Sweating about an interview coming up where you’re going to be applying as a Strategic Program Planning Advisor? Don’t sweat it! On this page, we’ve listed some of the most common Strategic Program Planning Advisor interview questions as well as some examples of how to answer. Check them out below (and good luck!)
What experience do you have (if any) as a Strategic Program Planning Advisor?
A straightforward question that requires an honest answer – list experience you have as it pertains to the position you’re applying for. What happens if you don’t have any experience? By thinking about the question ahead of time, you can have a reply at your fingertips. In this way, you can turn a simple ‘no’ into an opportunity to demonstrate your awareness of related skillsets.
While my experience with x is limited, while working under y at my last job I really got to learn the ropes about z
Things are changing quickly in our industry. What do you feel are the biggest challenges within the role of Strategic Program Planning Advisor?
There are a variety of ways to answer this one. Try discussing ‘buzzworthy’ topics like AI, software, and inexpensive labor. Regardless of your answer, be sure to have something to backup your responses.
Its hard to know for sure with industry factors such as x and y changing so many things – all I can say is that Im excited for the challenges that come with that
What do you to ensure error free work?
To err is human, but not when it comes to accounting. No, the company you are applying to isn’t expecting their employees to be flawless. What they’re looking for here is some sort of system of checks and balances.
Rain or shine, I always make sure that x is reviewed 3 times over and referenced against y before it goes out the door
Tell me about a time you used graphs, charts, and data to drive home a point?
Numbers don’t lie. Here, it isn’t about you being right or a client being wrong, it’s about finding the facts through data. Most accountants and financial professionals are doing this on a daily basis, but try and illustrate the impact of what you provided.
Our department had been struggling for years, but by clearly illustrating the relationship between x and y, we corrected and showed record improvements in the next quarter
Has there ever been a time you were required to deliver critical feedback?
We all love praise, and we all dislike hearing our work criticized.
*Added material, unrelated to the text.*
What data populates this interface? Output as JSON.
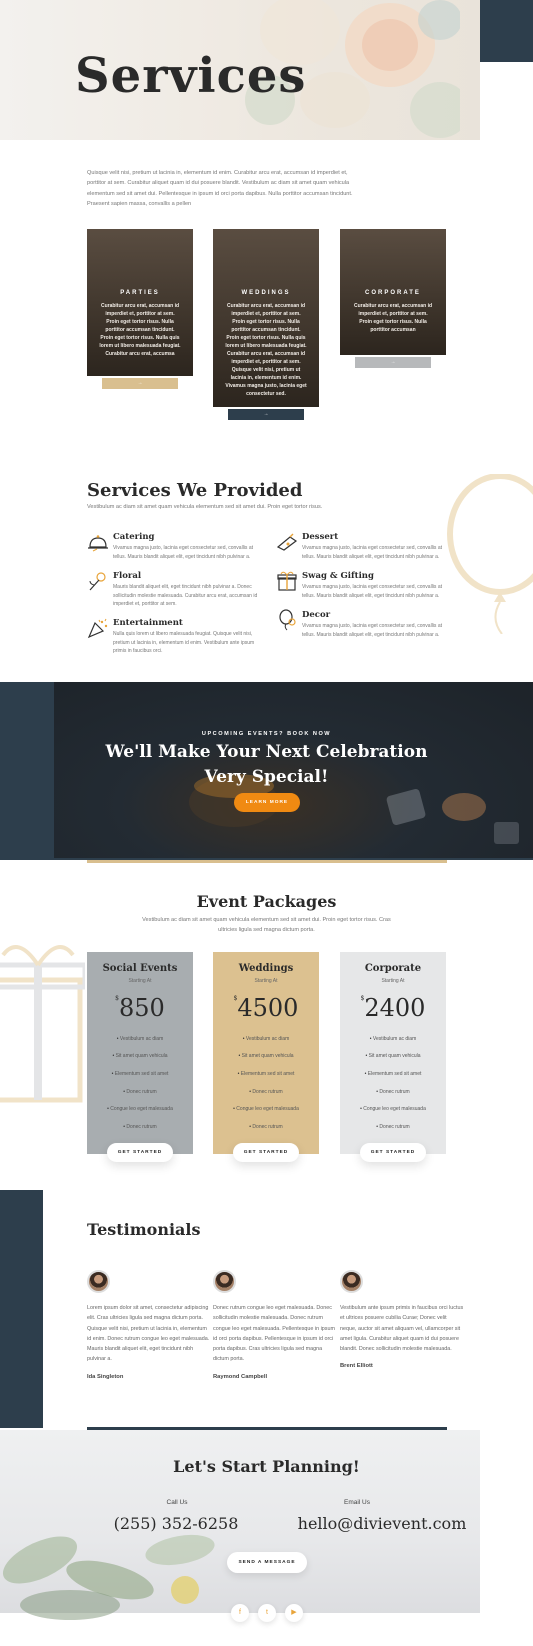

Any competent interviewer in the accounting profession understands that mistakes happen. Here, the important thing to do is let your interviewer know how you overcame this particular challenge. Was there ownership of a mistake, or deflection? By showing your cool in the reaction itself, you demonstrate leadership characteristics that employers love.
No one likes these situations, but Ive found that dealing with it factually and without predjudice tends to be the best approach
Would those that know you describe you as a detail oriented person? Why might they describe you that way?
Always with the details! As an accountant, this is a serious requirement. Once again, saying it is one thing, being able to prove it is another.
My careful attention to x and y prevented a major audit last year
Which software and/or applications are you proficient in?
Every modern accounting practice will require some level of proficiency when it comes to software. If your experience is limited, make sure you at least have a basic understanding of industry standards prior to the interview. Take some time to ensure you are able to to name popular applications, and have a solid idea of their purpose.
Im proficient in x and y, but ive ready tons of good things about z and would love to learn more about it
What sort of work culture do you find most appealing and why?
Culture is king these days, and for good reason. Many studies prove that hiring for culture first and ability second yields far superior results. You’ll want to be careful here, indicating that you are able to thrive in a variety of work enviornments.
I succeed when expectations and accountability are in place, and equally enjoy a balance of working solo / working as a team”
Without revealing too much info – why are you leaving your last job?
Tread lightly! This question can be a dealbreaker if answered improperly. Seeking more money or mentioning the ‘terrible management’ at your last job may leave your interviewer with the wrong impression of you. Even if you were let go, keep it short and concise, and avoid drama at all costs.
My last position came to an end rather organically, and its now time to seek new opportunities